Entries from a dataset of interfaces:
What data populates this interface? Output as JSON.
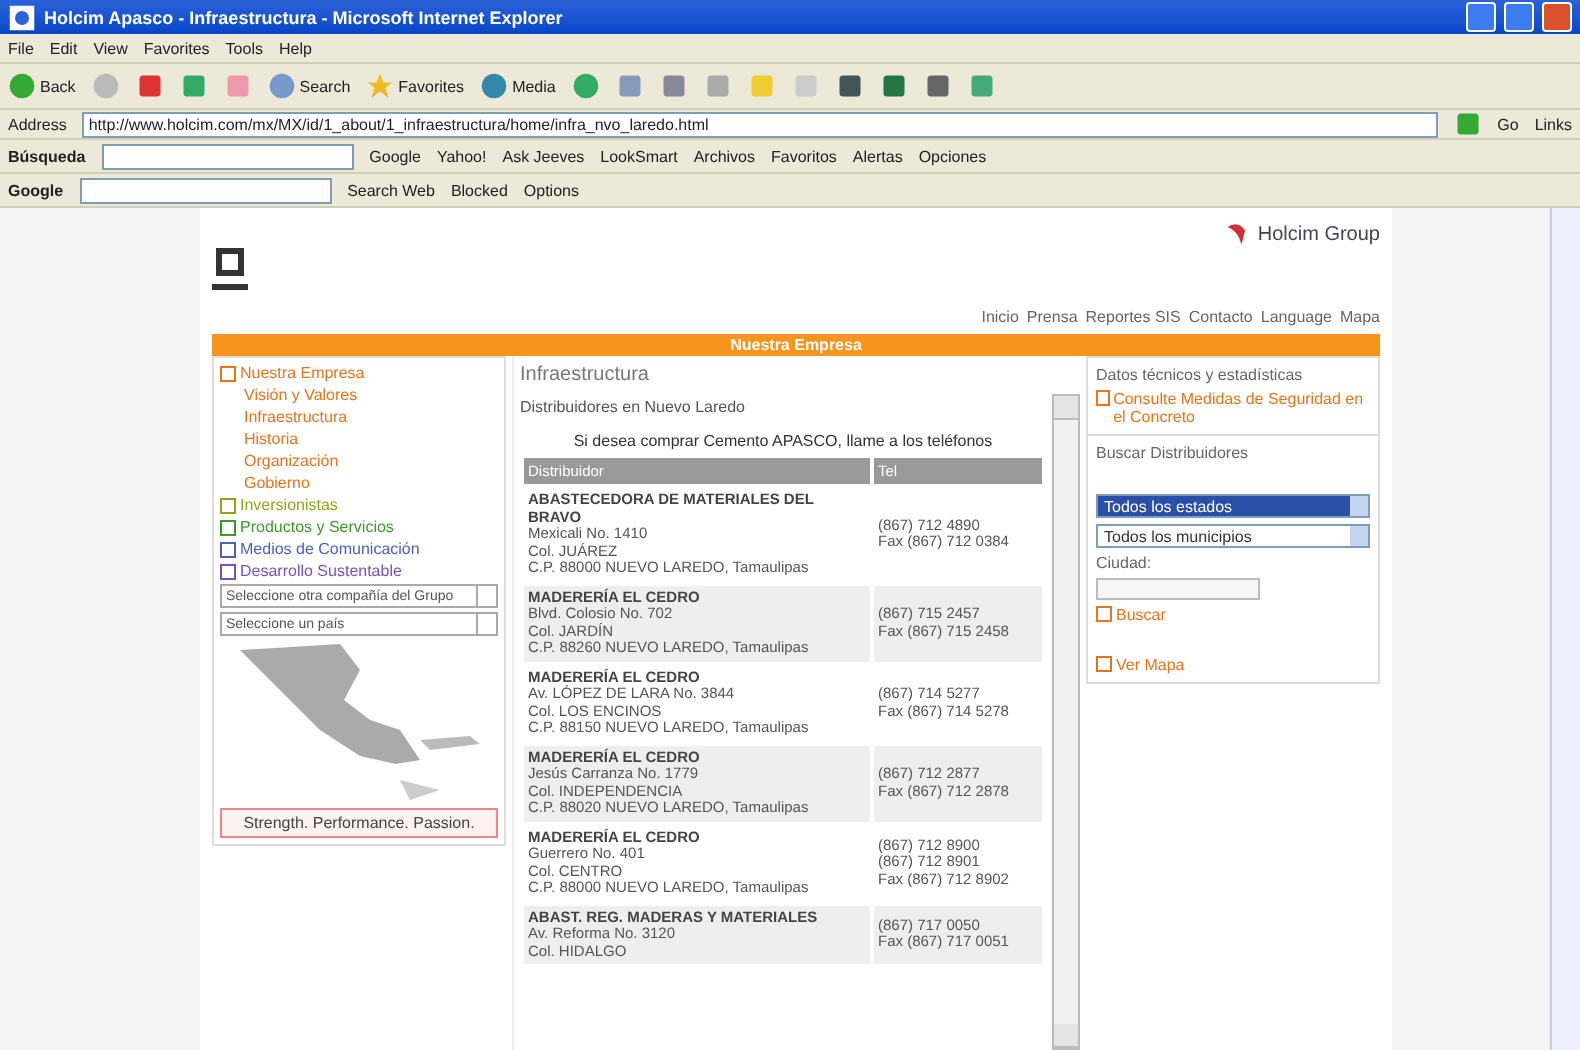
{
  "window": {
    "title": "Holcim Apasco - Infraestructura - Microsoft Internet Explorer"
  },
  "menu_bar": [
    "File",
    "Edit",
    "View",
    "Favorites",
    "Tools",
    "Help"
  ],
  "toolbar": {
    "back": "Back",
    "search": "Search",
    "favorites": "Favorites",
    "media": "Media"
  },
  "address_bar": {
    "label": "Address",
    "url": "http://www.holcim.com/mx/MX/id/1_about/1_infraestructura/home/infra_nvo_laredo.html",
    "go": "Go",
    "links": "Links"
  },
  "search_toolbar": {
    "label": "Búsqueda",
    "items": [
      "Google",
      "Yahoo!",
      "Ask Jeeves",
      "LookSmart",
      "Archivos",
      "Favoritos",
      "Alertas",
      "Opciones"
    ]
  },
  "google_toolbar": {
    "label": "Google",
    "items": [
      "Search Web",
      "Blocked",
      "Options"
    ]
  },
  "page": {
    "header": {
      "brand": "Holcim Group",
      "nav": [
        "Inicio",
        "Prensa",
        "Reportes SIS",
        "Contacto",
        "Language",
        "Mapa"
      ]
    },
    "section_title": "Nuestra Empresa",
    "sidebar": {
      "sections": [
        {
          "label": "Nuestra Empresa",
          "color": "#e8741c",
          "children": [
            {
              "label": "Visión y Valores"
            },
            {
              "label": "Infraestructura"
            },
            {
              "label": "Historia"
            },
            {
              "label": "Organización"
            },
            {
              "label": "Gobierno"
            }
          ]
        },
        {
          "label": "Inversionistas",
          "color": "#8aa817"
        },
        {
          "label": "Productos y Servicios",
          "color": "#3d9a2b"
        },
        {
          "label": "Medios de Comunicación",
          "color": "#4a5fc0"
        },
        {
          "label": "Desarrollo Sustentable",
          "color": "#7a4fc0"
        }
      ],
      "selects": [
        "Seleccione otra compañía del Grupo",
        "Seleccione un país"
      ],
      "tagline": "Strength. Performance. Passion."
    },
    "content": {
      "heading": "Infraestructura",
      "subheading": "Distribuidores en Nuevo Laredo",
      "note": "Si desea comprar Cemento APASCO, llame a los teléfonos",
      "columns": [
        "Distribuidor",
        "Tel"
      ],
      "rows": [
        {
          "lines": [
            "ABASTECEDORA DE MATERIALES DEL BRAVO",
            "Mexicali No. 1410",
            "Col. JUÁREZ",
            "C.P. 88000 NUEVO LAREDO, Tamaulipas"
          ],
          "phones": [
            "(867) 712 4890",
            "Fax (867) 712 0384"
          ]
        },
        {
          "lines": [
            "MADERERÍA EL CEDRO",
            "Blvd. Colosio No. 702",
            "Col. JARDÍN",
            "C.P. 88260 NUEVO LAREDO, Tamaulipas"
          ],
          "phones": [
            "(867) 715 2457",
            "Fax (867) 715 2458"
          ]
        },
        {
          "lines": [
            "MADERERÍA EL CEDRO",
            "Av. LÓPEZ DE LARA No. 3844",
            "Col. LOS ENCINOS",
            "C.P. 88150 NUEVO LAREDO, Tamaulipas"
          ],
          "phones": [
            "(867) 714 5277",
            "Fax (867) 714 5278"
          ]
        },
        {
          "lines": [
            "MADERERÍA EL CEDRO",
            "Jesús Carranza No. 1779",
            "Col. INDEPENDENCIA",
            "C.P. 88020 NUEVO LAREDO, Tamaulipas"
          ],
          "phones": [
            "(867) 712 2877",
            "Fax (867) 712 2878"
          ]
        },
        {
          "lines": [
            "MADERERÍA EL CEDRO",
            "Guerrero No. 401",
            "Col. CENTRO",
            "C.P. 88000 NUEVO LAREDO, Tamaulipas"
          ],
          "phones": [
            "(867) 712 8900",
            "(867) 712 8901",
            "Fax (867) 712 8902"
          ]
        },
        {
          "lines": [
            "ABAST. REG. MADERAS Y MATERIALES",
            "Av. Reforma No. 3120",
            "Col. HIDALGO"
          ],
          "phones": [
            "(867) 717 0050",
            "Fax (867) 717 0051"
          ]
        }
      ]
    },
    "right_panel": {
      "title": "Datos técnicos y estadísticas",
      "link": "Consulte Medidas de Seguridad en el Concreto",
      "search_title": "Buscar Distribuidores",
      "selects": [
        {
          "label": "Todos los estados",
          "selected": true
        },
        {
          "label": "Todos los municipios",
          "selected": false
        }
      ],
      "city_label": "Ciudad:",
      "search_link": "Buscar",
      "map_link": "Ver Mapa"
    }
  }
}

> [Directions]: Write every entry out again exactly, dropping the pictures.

> [Result for this task]:
What data populates this interface? Output as JSON.
{
  "window": {
    "title": "Holcim Apasco - Infraestructura - Microsoft Internet Explorer"
  },
  "menu_bar": [
    "File",
    "Edit",
    "View",
    "Favorites",
    "Tools",
    "Help"
  ],
  "toolbar": {
    "back": "Back",
    "search": "Search",
    "favorites": "Favorites",
    "media": "Media"
  },
  "address_bar": {
    "label": "Address",
    "url": "http://www.holcim.com/mx/MX/id/1_about/1_infraestructura/home/infra_nvo_laredo.html",
    "go": "Go",
    "links": "Links"
  },
  "search_toolbar": {
    "label": "Búsqueda",
    "items": [
      "Google",
      "Yahoo!",
      "Ask Jeeves",
      "LookSmart",
      "Archivos",
      "Favoritos",
      "Alertas",
      "Opciones"
    ]
  },
  "google_toolbar": {
    "label": "Google",
    "items": [
      "Search Web",
      "Blocked",
      "Options"
    ]
  },
  "page": {
    "header": {
      "brand": "Holcim Group",
      "nav": [
        "Inicio",
        "Prensa",
        "Reportes SIS",
        "Contacto",
        "Language",
        "Mapa"
      ]
    },
    "section_title": "Nuestra Empresa",
    "sidebar": {
      "sections": [
        {
          "label": "Nuestra Empresa",
          "color": "#e8741c",
          "children": [
            {
              "label": "Visión y Valores"
            },
            {
              "label": "Infraestructura"
            },
            {
              "label": "Historia"
            },
            {
              "label": "Organización"
            },
            {
              "label": "Gobierno"
            }
          ]
        },
        {
          "label": "Inversionistas",
          "color": "#8aa817"
        },
        {
          "label": "Productos y Servicios",
          "color": "#3d9a2b"
        },
        {
          "label": "Medios de Comunicación",
          "color": "#4a5fc0"
        },
        {
          "label": "Desarrollo Sustentable",
          "color": "#7a4fc0"
        }
      ],
      "selects": [
        "Seleccione otra compañía del Grupo",
        "Seleccione un país"
      ],
      "tagline": "Strength. Performance. Passion."
    },
    "content": {
      "heading": "Infraestructura",
      "subheading": "Distribuidores en Nuevo Laredo",
      "note": "Si desea comprar Cemento APASCO, llame a los teléfonos",
      "columns": [
        "Distribuidor",
        "Tel"
      ],
      "rows": [
        {
          "lines": [
            "ABASTECEDORA DE MATERIALES DEL BRAVO",
            "Mexicali No. 1410",
            "Col. JUÁREZ",
            "C.P. 88000 NUEVO LAREDO, Tamaulipas"
          ],
          "phones": [
            "(867) 712 4890",
            "Fax (867) 712 0384"
          ]
        },
        {
          "lines": [
            "MADERERÍA EL CEDRO",
            "Blvd. Colosio No. 702",
            "Col. JARDÍN",
            "C.P. 88260 NUEVO LAREDO, Tamaulipas"
          ],
          "phones": [
            "(867) 715 2457",
            "Fax (867) 715 2458"
          ]
        },
        {
          "lines": [
            "MADERERÍA EL CEDRO",
            "Av. LÓPEZ DE LARA No. 3844",
            "Col. LOS ENCINOS",
            "C.P. 88150 NUEVO LAREDO, Tamaulipas"
          ],
          "phones": [
            "(867) 714 5277",
            "Fax (867) 714 5278"
          ]
        },
        {
          "lines": [
            "MADERERÍA EL CEDRO",
            "Jesús Carranza No. 1779",
            "Col. INDEPENDENCIA",
            "C.P. 88020 NUEVO LAREDO, Tamaulipas"
          ],
          "phones": [
            "(867) 712 2877",
            "Fax (867) 712 2878"
          ]
        },
        {
          "lines": [
            "MADERERÍA EL CEDRO",
            "Guerrero No. 401",
            "Col. CENTRO",
            "C.P. 88000 NUEVO LAREDO, Tamaulipas"
          ],
          "phones": [
            "(867) 712 8900",
            "(867) 712 8901",
            "Fax (867) 712 8902"
          ]
        },
        {
          "lines": [
            "ABAST. REG. MADERAS Y MATERIALES",
            "Av. Reforma No. 3120",
            "Col. HIDALGO"
          ],
          "phones": [
            "(867) 717 0050",
            "Fax (867) 717 0051"
          ]
        }
      ]
    },
    "right_panel": {
      "title": "Datos técnicos y estadísticas",
      "link": "Consulte Medidas de Seguridad en el Concreto",
      "search_title": "Buscar Distribuidores",
      "selects": [
        {
          "label": "Todos los estados",
          "selected": true
        },
        {
          "label": "Todos los municipios",
          "selected": false
        }
      ],
      "city_label": "Ciudad:",
      "search_link": "Buscar",
      "map_link": "Ver Mapa"
    }
  }
}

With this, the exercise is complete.